He also loves to dance but he’ll only dance with his friends. He’ll never dance in front of me or the family. The only time I saw him dancing was at a school event when one of the teachers had recorded him.
He loves good food and enjoys cooking. He’s empathetic towards others, he’s kind, he’s funny and he loves to play practical jokes on people.
He’s also especially gifted at calendar counting. Give him any date and he’ll tell you exactly what day of the week it is. It doesn’t matter if it’s one week away or six months down the line, he gets it right every single time. I ask him how he does this and he answers “I don’t know, I just do it.”
I don’t know if this talent can be attributed solely to his autism. I’d much rather think the intertwined laces of his distinctive self are carefully and beautifully woven together to make him this special and unique human being that he is.
And part of him IS his autism, but it isn’t all of him.
For anyone on the outside looking in, one may not think that my son has a disability. “He doesn’t look autistic”. I’ve heard this comment many times when he was younger. I talk about that here. I’m not even sure what “look” autism would have anyway. We are all so very different in our own exceptional way, with or without autism.
But even though my child may not visibly look like he has a disability, he most certainly does and I have had to defend his diagnosis on more than one occasion.
I have had to defend it to strangers who looked at us in disgust and with contempt every time my son had a meltdown in public.
I have had to defend it to local health centers and government agencies every time I requested financial assistance for therapy, respite other services. I did this every time I had to fill out a form asking me to detail the severity of his disability and why I believe my son needed this aide.
I’ve had to defend it to the many people who were quick to judge me, labeling me as a bad parent and with hurtful remarks like “oh, he’s soooo spoiled!”
I must continue to defend his diagnosis and be his advocate because at this moment, he cannot do it for himself.
I must continue to defend his diagnosis as he ages out of school and into society and hopefully into the workplace because at this moment, he isn’t fully independent.
I must continue to defend his diagnosis with potential employers and educate them that autistic people think and work differently.
I must continue to defend his diagnosis by educating and sensitizing society that autistic people have equal rights and whether their disability is visible or not, they’re still entitled to access the same employment opportunities and resources as everybody else.
My son may take some time in completing tasks but he’s not lazy. He merely processes information differently and with the right strategies and accommodations, he will be able to complete the tasks that have been asked of him.
My son may not pick up on social cues or have the right thing to say at the right time but when asked to do something he’s 100% all in all the time and he’s eager to learn.
It is time we change the narrative and be rid of labels and assumptions. It is time we see people’s abilities rather than their challenges. Employers are missing out on hiring incredible employees simply because of ill-placed assumptions, misinformation or simply not having the knowledge.
My son may not “look” autistic but spend enough time with him and you’ll soon see how his autism can sometimes get in his way of wanting to do things.
I don’t think anyone should have to defend a hidden diagnosis.
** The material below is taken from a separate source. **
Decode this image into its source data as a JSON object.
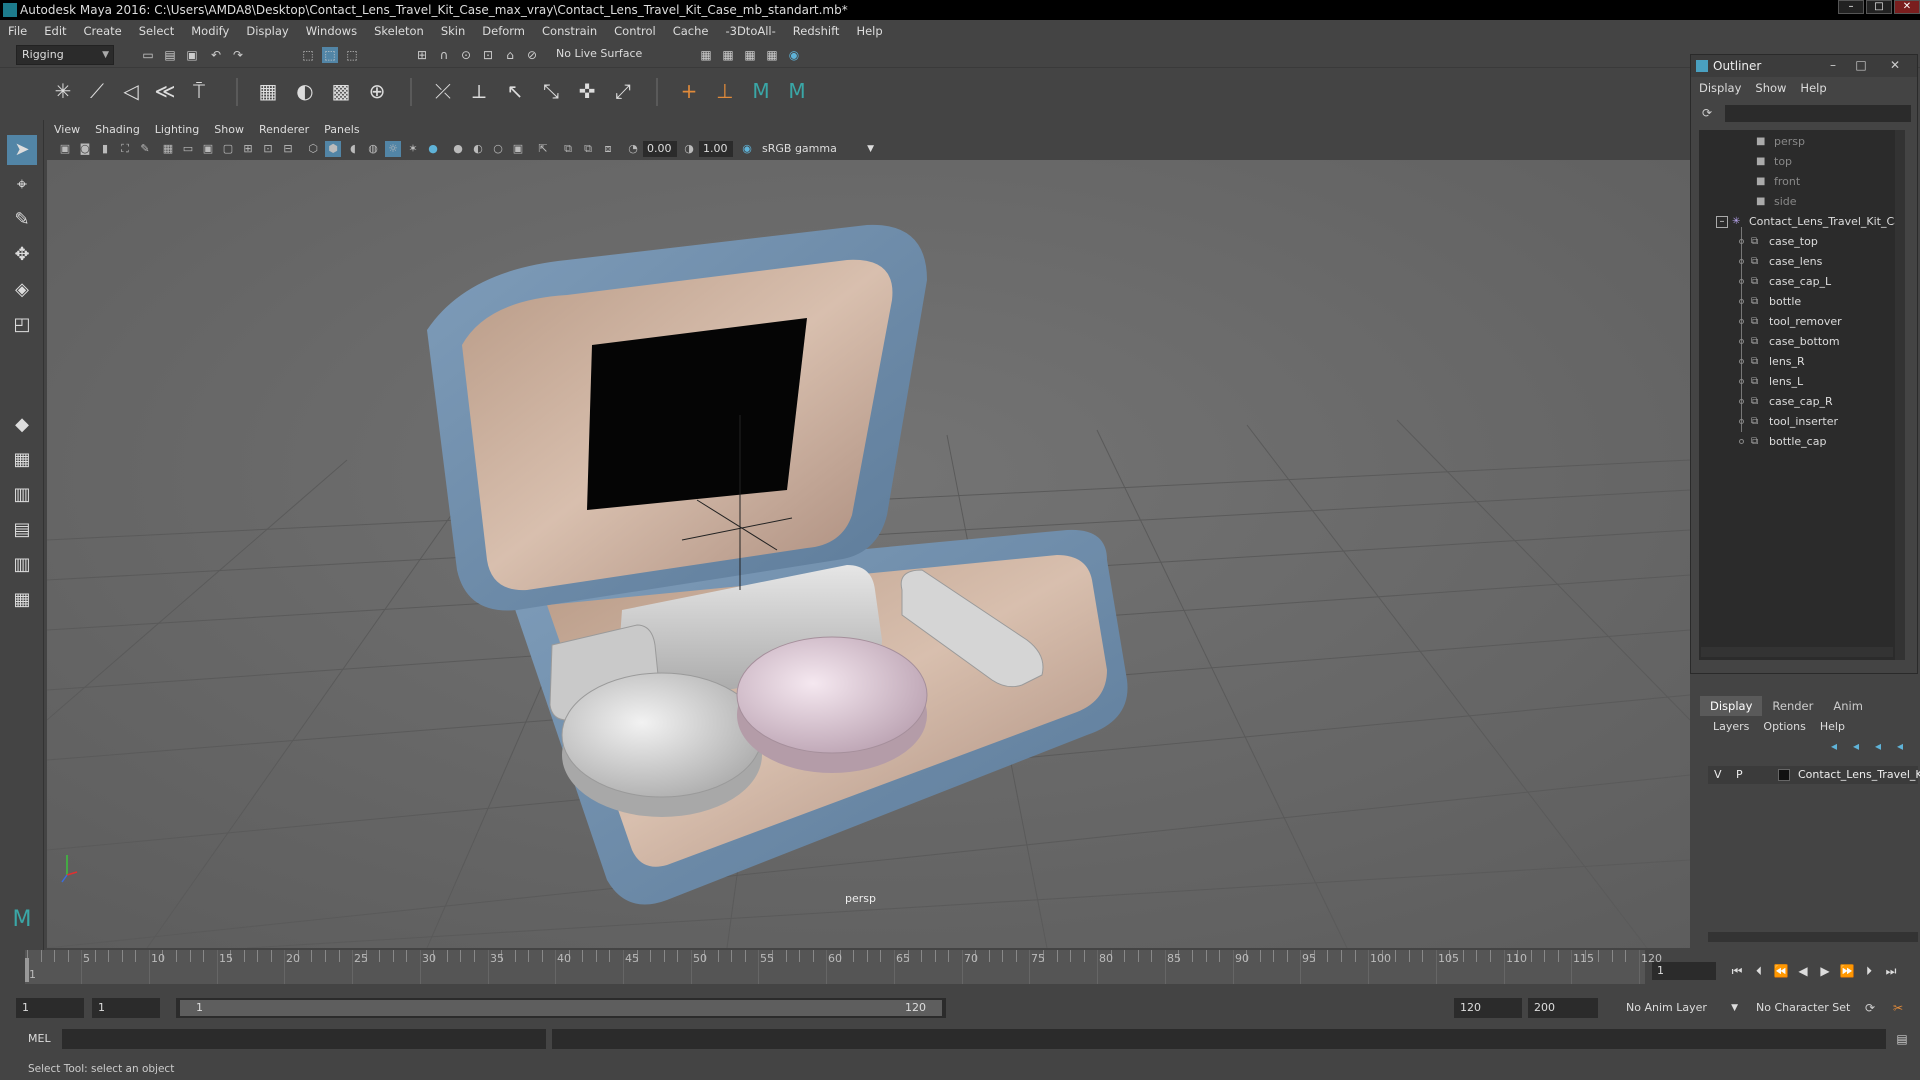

I think we all have the right to be treated with respect and dignity.
Having a disability shouldn’t change that.
Thanks for stopping by…